"Here, much of the evidence appears to be the EEOC's claims that individuals were unhappy with the amount of a raise or unhappy with a denial of a transfer or unhappy about not receiving a promotion," she said.
EEOC Attorney Raechel Adams said: "We look forward to proceeding with the individual claims and will assess our options."
Bloomberg L.P. said in a statement that the judge's ruling "confirms what we have known all along: that the evidence is squarely on our side and that this case is without merit."
The judge, in her ruling, considered the experiences of 78 women and six identified plaintiffs represented by the EEOC who became pregnant or took maternity leave between February 2002 and March 2009. She said the fact that nearly 90 percent of Bloomberg L.P.'s "pregnant or mother employees had no claims is significant."
"The singular fact that the EEOC has no statistical evidence in support of its case, while maybe not fatal in itself, is severely damaging in this case," she wrote. "In addition to that fact, the EEOC has presented nothing other than anecdotal evidence. The result is fatal."
As lawyers in the case pursued evidence to support their claims, Bloomberg was not a defendant, though he testified at depositions about the company, from which he resigned as chief executive officer to run for mayor in 2001. He retained a 68 percent stake in the company.
As the EEOC built its case, it interviewed some of the hundreds of women at Bloomberg L.P. who had gone on maternity leave since 2002.
The EEOC said the New York-based company engaged in a pattern of demoting women, diminishing their duties and excluding them from other job opportunities after they disclosed they were pregnant.
The judge wrote about several class members, noting that the salary of one grew from $219,000 in 2001 when she announced her pregnancy to $304,000 in 2008 while another employee's salary rose from $110,000 in 2004 before her first pregnancy leave to $127,000 in 2008. Still another class member saw her compensation rise from $173,000 to $463,000 between 2003 and 2008, the judge noted.
"No jury could view this evidence as supporting the allegation that Bloomberg engaged in a regular practice of discrimination," the judge wrote.

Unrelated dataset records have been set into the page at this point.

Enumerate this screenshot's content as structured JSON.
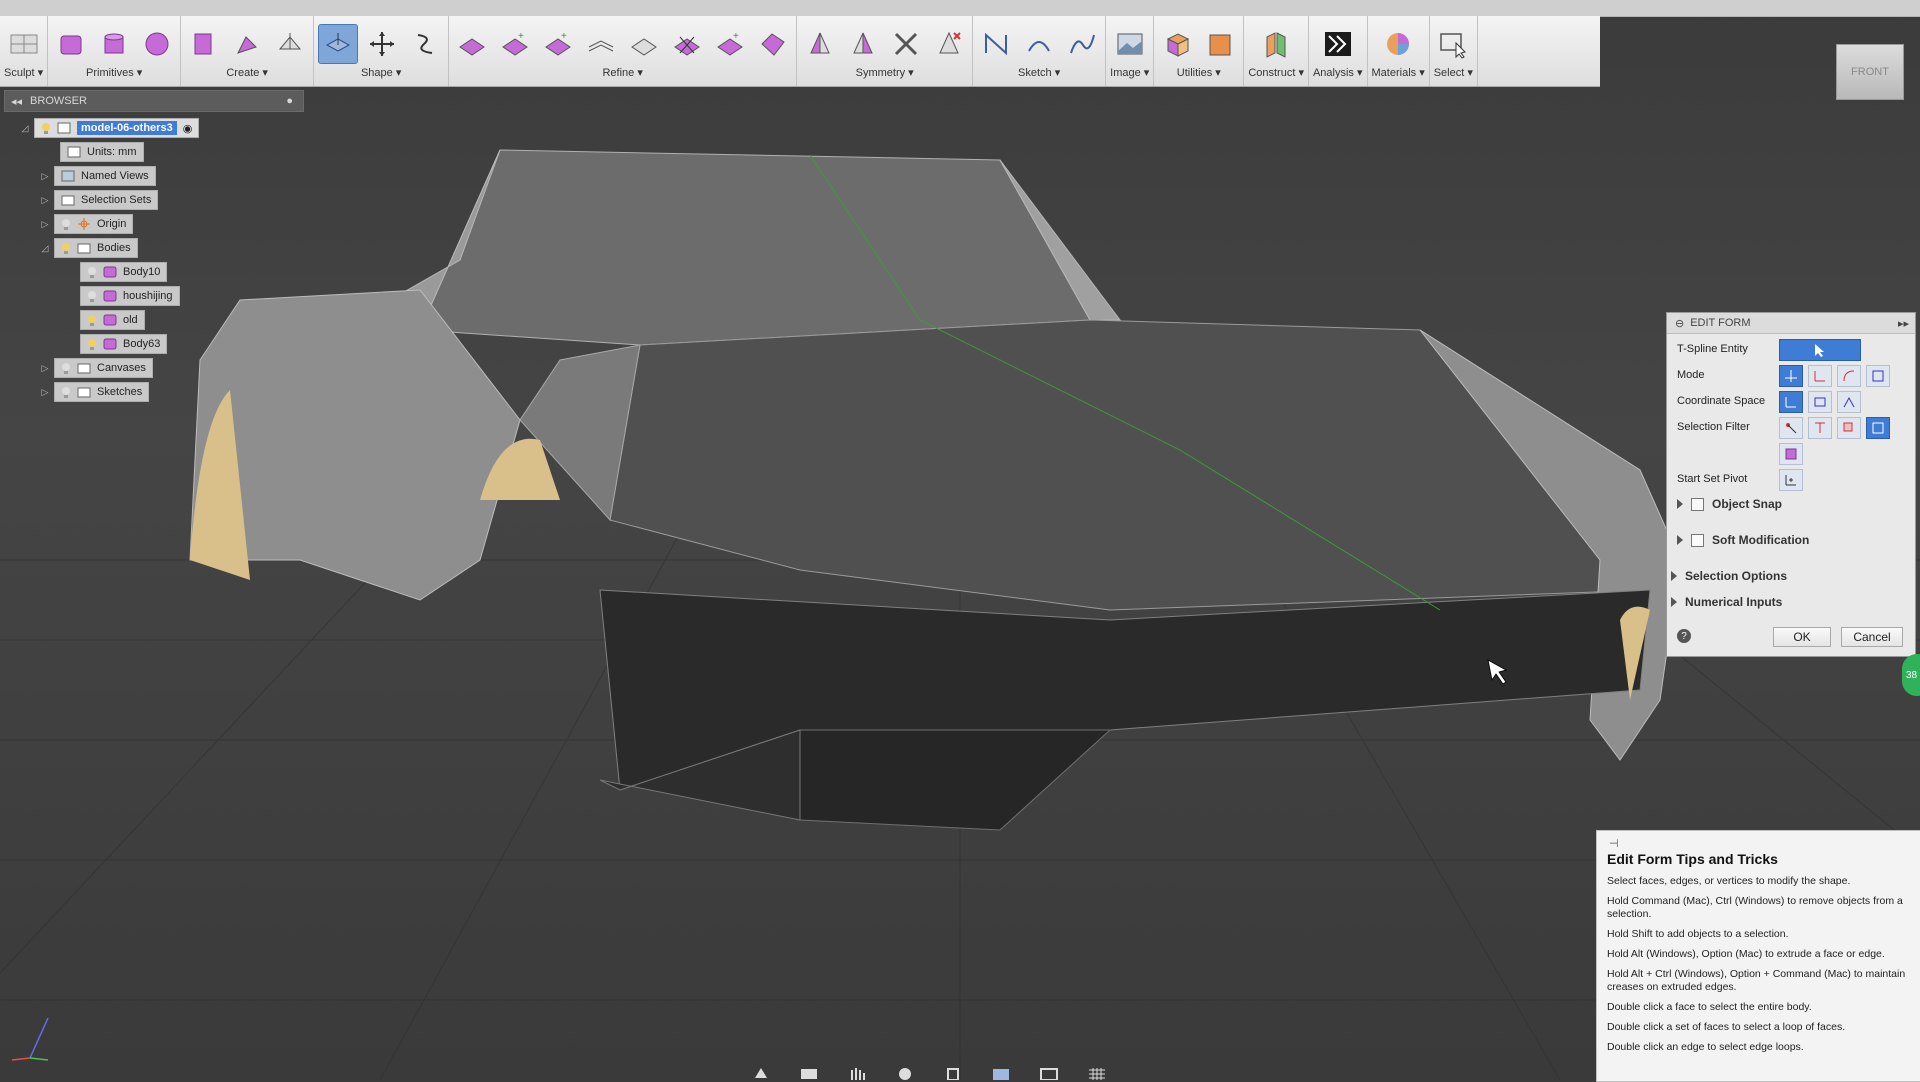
{
  "toolbar": {
    "groups": [
      {
        "label": "Sculpt ▾"
      },
      {
        "label": "Primitives ▾"
      },
      {
        "label": "Create ▾"
      },
      {
        "label": "Shape ▾"
      },
      {
        "label": "Refine ▾"
      },
      {
        "label": "Symmetry ▾"
      },
      {
        "label": "Sketch ▾"
      },
      {
        "label": "Image ▾"
      },
      {
        "label": "Utilities ▾"
      },
      {
        "label": "Construct ▾"
      },
      {
        "label": "Analysis ▾"
      },
      {
        "label": "Materials ▾"
      },
      {
        "label": "Select ▾"
      }
    ]
  },
  "browser": {
    "title": "BROWSER",
    "items": [
      {
        "label": "model-06-others3"
      },
      {
        "label": "Units: mm"
      },
      {
        "label": "Named Views"
      },
      {
        "label": "Selection Sets"
      },
      {
        "label": "Origin"
      },
      {
        "label": "Bodies"
      },
      {
        "label": "Body10"
      },
      {
        "label": "houshijing"
      },
      {
        "label": "old"
      },
      {
        "label": "Body63"
      },
      {
        "label": "Canvases"
      },
      {
        "label": "Sketches"
      }
    ]
  },
  "viewcube": {
    "label": "FRONT"
  },
  "edit_form": {
    "title": "EDIT FORM",
    "tspline_entity": "T-Spline Entity",
    "mode": "Mode",
    "coordinate_space": "Coordinate Space",
    "selection_filter": "Selection Filter",
    "start_set_pivot": "Start Set Pivot",
    "object_snap": "Object Snap",
    "soft_modification": "Soft Modification",
    "selection_options": "Selection Options",
    "numerical_inputs": "Numerical Inputs",
    "ok": "OK",
    "cancel": "Cancel",
    "help": "?"
  },
  "tips": {
    "title": "Edit Form Tips and Tricks",
    "lines": [
      "Select faces, edges, or vertices to modify the shape.",
      "Hold Command (Mac), Ctrl (Windows) to remove objects from a selection.",
      "Hold Shift to add objects to a selection.",
      "Hold Alt (Windows), Option (Mac) to extrude a face or edge.",
      "Hold Alt + Ctrl (Windows), Option + Command (Mac) to maintain creases on extruded edges.",
      "Double click a face to select the entire body.",
      "Double click a set of faces to select a loop of faces.",
      "Double click an edge to select edge loops."
    ]
  },
  "status": {
    "badge": "38"
  },
  "colors": {
    "accent": "#3e7cd6",
    "model_gray": "#8c8c8c",
    "wheel_arch": "#d9c08a",
    "green_edge": "#3c9a3c"
  }
}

Before Bloomberg became mayor, he was the target of a lawsuit by a female sales executive who accused him of sexual harassment while he was chief executive of Bloomberg L.P. The lawsuit claimed Bloomberg and other male managers at the company made "repeated and unwelcome" sexual comments, overtures and gestures, contributing to an offensive, locker room culture.
The lawsuit also alleged that Bloomberg displayed a discriminatory attitude toward pregnant women and new mothers and that this culture was fostered at the company.
Bloomberg adamantly denied the accusations, and the lawsuit was settled in 2000 for undisclosed terms.